But there is more. I still honor Julian in my daily practice, but it is God’s love that I seek. I cherish Presence, but for me God is very specific. God is not only present, God is present in a particular way, loving, and hoping as only God can do that we allow the love in, that we accept it, and that we use it, too.
I will write more in days to come about love, about how it is the most powerful force in the universe, and how if we are truly open to it, everything can change. But of course, the change begins here, with me in my case, with you in yours.
Here’s to waking up! Here’s to the love we find when we do.
It’s okay if you need coffee, but the real deal is love.
The psalmist, speaking in the voice of exiles far from home,
Struggling to hold on to their integrity in the face of taunts and demands for entertainment–like minstrels held captive in Dixie–says
“How shall we sing the Lord’s song in this strange land?”
One does not need to be in another country for this question
to be on the tip of tongues, bursting from hearts who experience dislocation at the nearest mall.
Can we even remember the words to the song
Or have they been drowned out by the din of cries for security
Achieved at the point of guns and the devastation of drones?
Still we can sing, we must sing, whatever words and tune we know
The song awaits us, the world pretends not to notice
Yet yearns for a new song, the one that has been around since Creation began.
It is good. It is all good.
Hear ye! Hear ye! The General Assembly of the Commonwealth of Virginia is now in session. May God save the people of this Commonwealth!
That is my somewhat tongue-in-cheek sentiment, but it also reflects my real fear at how much damage an ideologically driven legislature can do. Some of that damage comes from things they will not do, and other risks lie in what they will do. The former means things can’t get worse, but that does mean we can breathe easy. The latter may not ultimately occur because Governor McAuliiffe will use his veto pen and is unlikely to be overridden in the Senate.
But I still pray for us every day the GA is I session, and I encourage you to do so, too.
It seems reasonable to assume they won’t advance LGBT equality, but in that way they will actually continue to do real damage. Kids will still be subjected to “therapeutic bullying,” workers will still fear losing jobs (and some will) if they come out, renters will still face discrimination, and transgender Virginians will still lack some fundamental protections.
And they won’t pass Medicaid expansion, so hundreds of thousands will continue to suffer from the lack of adequate health care. Sadly, too many legislators focus only on money and miss how we all are impoverished when some of us face structural obstacles to good health. Failing that test of corporate well-being is missing the true bottom line.
There are some good signs: there may be improvements in public school standards and they may work with the Governor to improve management of public-private partnerships for roads and other public works.
But it seems safe to say they will continue to shortchange higher education in their rush to cut spending instead of raising revenue, and they will do nothing to stop the flow of guns in and out of the Commonwealth (or their unsafe use here).

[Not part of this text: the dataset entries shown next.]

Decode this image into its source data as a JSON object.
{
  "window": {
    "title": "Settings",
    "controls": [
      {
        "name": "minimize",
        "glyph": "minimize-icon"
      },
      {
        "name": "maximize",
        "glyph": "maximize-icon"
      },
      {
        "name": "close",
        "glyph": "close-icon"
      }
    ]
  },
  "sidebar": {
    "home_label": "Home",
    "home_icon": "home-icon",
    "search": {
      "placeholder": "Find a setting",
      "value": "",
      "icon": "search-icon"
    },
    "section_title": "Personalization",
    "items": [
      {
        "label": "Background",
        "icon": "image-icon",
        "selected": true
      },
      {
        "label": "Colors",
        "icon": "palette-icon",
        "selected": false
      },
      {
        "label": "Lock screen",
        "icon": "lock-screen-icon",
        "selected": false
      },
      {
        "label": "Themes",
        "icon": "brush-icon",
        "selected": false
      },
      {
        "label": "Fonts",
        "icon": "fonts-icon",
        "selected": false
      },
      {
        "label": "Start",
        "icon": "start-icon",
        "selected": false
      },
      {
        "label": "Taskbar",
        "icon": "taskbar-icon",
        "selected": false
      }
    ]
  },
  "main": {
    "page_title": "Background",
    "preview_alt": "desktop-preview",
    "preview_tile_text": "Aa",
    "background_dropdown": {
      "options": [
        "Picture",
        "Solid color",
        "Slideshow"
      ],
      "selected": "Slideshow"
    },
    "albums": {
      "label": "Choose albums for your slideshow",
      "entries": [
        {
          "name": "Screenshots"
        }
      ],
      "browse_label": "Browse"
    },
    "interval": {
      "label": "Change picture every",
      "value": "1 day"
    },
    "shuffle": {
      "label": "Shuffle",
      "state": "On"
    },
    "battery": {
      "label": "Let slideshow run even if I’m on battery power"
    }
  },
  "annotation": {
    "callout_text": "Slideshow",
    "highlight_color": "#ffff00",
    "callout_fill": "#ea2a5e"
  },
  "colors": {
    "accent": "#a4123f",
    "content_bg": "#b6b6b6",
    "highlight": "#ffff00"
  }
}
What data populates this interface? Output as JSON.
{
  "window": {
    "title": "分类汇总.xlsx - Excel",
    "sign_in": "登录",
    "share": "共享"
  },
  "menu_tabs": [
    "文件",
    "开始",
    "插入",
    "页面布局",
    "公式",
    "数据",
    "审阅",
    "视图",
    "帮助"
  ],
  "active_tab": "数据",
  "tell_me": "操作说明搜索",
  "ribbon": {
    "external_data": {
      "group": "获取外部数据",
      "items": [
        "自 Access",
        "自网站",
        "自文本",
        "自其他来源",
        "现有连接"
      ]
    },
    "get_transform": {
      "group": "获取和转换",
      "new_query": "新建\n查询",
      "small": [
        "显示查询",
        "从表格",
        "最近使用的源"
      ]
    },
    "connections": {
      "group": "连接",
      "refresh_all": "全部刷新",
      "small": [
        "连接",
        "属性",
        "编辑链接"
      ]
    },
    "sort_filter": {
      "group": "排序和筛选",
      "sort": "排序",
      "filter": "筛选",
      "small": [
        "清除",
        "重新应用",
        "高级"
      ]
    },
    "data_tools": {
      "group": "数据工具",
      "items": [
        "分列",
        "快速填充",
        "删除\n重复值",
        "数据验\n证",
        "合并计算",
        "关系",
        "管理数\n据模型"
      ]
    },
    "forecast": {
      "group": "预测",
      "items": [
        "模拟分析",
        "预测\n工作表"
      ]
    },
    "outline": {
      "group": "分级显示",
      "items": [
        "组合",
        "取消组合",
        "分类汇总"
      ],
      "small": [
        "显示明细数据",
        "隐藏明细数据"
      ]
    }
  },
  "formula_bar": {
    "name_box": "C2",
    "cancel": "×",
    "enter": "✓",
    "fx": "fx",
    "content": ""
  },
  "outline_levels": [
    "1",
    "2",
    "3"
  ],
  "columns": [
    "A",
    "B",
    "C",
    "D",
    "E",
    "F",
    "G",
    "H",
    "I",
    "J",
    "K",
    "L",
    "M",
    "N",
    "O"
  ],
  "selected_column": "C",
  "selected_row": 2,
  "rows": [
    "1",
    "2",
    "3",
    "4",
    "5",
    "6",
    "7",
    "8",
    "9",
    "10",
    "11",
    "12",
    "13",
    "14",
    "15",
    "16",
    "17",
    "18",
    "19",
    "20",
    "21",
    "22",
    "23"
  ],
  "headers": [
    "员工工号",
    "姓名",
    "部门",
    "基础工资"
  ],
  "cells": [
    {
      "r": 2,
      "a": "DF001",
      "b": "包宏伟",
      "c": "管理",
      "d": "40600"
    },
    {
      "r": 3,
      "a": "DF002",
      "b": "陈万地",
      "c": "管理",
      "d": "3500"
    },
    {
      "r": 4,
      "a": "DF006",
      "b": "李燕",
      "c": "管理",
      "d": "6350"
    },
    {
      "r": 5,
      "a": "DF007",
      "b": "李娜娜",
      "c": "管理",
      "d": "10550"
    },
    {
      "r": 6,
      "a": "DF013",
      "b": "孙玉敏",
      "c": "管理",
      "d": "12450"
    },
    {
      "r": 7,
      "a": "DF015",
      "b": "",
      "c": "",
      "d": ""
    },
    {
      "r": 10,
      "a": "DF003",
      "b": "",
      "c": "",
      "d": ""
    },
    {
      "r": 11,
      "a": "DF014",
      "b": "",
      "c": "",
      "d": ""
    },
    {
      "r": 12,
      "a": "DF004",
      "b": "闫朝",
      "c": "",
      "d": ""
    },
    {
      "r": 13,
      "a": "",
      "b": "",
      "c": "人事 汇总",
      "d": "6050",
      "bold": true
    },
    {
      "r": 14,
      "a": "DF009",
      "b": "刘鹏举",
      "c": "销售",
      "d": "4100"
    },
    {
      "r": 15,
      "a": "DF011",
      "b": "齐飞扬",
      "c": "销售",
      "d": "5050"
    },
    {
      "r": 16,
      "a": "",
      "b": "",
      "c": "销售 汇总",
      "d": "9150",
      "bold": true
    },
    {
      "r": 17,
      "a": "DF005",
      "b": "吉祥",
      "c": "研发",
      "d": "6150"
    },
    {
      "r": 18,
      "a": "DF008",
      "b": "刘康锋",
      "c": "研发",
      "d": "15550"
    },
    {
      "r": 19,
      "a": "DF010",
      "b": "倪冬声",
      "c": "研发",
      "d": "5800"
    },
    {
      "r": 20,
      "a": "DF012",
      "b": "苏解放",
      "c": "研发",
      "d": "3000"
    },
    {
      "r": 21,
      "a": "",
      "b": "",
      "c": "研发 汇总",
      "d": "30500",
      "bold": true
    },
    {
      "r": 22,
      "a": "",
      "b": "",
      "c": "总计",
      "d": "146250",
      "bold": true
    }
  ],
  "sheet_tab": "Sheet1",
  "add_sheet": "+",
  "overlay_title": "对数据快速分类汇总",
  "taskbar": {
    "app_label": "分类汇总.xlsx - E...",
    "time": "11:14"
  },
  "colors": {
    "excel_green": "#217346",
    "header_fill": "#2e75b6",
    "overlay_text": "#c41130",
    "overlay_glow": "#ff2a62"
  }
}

I am always a hope-filled person– my middle name is Hawley but in many ways The “H” stands for HOPE–but I am praying, my friends, big time.
There are some stand outs–Senators McEachin, Watkins, and Howell, and Delegates Krupicka, Loupassi, McClellan, Plum, and Rust, come to mind (and there are undoubtedly others)–among the sea of political mediocrity in the world’s oldest deliberative legislative body, but on the whole we are not being well-served.
We will survive, I am sure, but oh what a wondrous thing it would be if this fall a goodly number of these legislators were replaced (and not by the voluntary absence of senior members and others who are tired of “the games” too many of their colleagues play). We need a GA with more grown-ups.